When it comes to infuriating fans, fewer things are more touchy than botching a memorial tribute. But when it comes to the grand schema of ESPN flops, no story is too good to pull a boner on, particularly when it comes to dealing with the mortal coil. Upon the death of Raider George Blanda, the network ran NFL archival footage that featured player number 27 in action. The only catch is that the video they ran spotlighted another Raider completely, none other than Jim Plunkett. To add insult injury, a little bit of research - y’know, the kind that ESPN is not really capable of - reveals that Plunkett and Blanda didn’t even play for the Raiders during the same era. Derp!
5. “Blanda, Plunkett, A-Derp”
When NBA center Jason Collins came out of the closet, ESPN made sure to milk the event for everything that they could get. Unfortunately, this involved poor coverage in the form of Chris Broussard of their show “Outside the Lines”; Broussard, unable to separate his abilities as both a Christian and a commentator, went on record and called homosexuality a sin. The ensuing uproar was dealt with quickly by ESPN President John Skipper, who issued the statement that “There is a collective responsibility there”. Although Broussard was simply tossing off a core belief, the comment opened up a deeper, more philosophical debate about the rights of athletes in sports coverage that will possibly alter the handling of personal politics.
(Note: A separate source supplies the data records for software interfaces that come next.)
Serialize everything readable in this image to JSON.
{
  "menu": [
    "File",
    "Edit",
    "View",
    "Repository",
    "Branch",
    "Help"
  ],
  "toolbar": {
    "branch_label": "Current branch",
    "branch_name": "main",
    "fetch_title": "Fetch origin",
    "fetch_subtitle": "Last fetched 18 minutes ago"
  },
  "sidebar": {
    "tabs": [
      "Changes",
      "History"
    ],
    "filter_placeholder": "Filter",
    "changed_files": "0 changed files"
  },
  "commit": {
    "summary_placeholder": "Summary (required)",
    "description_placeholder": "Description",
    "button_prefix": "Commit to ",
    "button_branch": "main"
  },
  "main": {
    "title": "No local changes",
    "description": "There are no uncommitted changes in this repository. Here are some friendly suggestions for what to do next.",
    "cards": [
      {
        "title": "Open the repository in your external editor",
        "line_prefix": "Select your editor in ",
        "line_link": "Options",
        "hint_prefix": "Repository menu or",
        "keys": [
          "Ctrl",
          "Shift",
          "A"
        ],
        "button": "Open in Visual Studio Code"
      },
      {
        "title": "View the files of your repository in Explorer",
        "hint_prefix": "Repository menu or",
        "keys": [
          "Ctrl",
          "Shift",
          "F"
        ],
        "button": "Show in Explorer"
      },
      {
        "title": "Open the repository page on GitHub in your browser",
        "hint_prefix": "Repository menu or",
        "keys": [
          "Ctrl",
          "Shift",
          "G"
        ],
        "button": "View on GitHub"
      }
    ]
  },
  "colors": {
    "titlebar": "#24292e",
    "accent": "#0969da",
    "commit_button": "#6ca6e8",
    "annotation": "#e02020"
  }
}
4. “Broussard Calls Out the Sinners”
ESPN’s roundtable show First Take has been notorious for fishing for debate and scrutiny from fans and experts alike. With blowhards like Skip Bayless on board, the show has attempted to capture ratings by bouncing around sensationalized topics and gossip that calls into question the journalistic integrity of the show. This question became a blatant misstep when guest host Rob Parker questioned the “blackness” of Robert Griffin, III. Parker made statements that referred to RGIII’s “white fiancee”, further commenting that the African-American athlete was a Republican and questioned whether or not he was a “brother” or a “cornball brother.” While some of these jabs can be seen as playful, ESPN bears the dutiful task of having their sportscasters exist on what their Skipper calls “collective responsibility”.
3. “Brother, Brother”
From the tiniest sham to the a royal ham, ESPN has managed to screw up at levels that are downright, well, Presidential. When a picture of First Lady Michelle Obama unexpectedly appeared onscreen, desk commentator and former Raiders/Buccaneers coach Jon Gruden mistakenly assumed that he was speaking to sideline correspondent Lisa Salters. It’s hard to tell if this one was an overt prank against Gruden, Salters or both - but it could have been taken as a racist slight against the wife of Mr. Obama. Not wanting to be dragged down with their colleague, Gruden’s fellow ESPN deskers hastily corrected Gruden and the gaffe was mostly forgotten without incident. Good thing the days of the Red Scare are gone, otherwise Gruden might’ve been suspected of some level of treason...
2. “A Salty Surprise”
Well, here we are again. The jury is still out on whether ESPN online editor Anthony Frederico meant to intentionally write racist slander about a New York Knicks loss against the New Orleans Hornets or if he was simply using a tired pun. Both are not really okay, but the former is specifically what cost the Italian-American editor his job. Furthermore, the network then took measures to avoid the use of this idiom at all costs, coming down on anchor Max Bretos when he was engaged with Walt Frazier in a conversation about the Taiwanese star. Lin, a devout Christian, has been forgiving of any use of the statement and continues to reign on the court.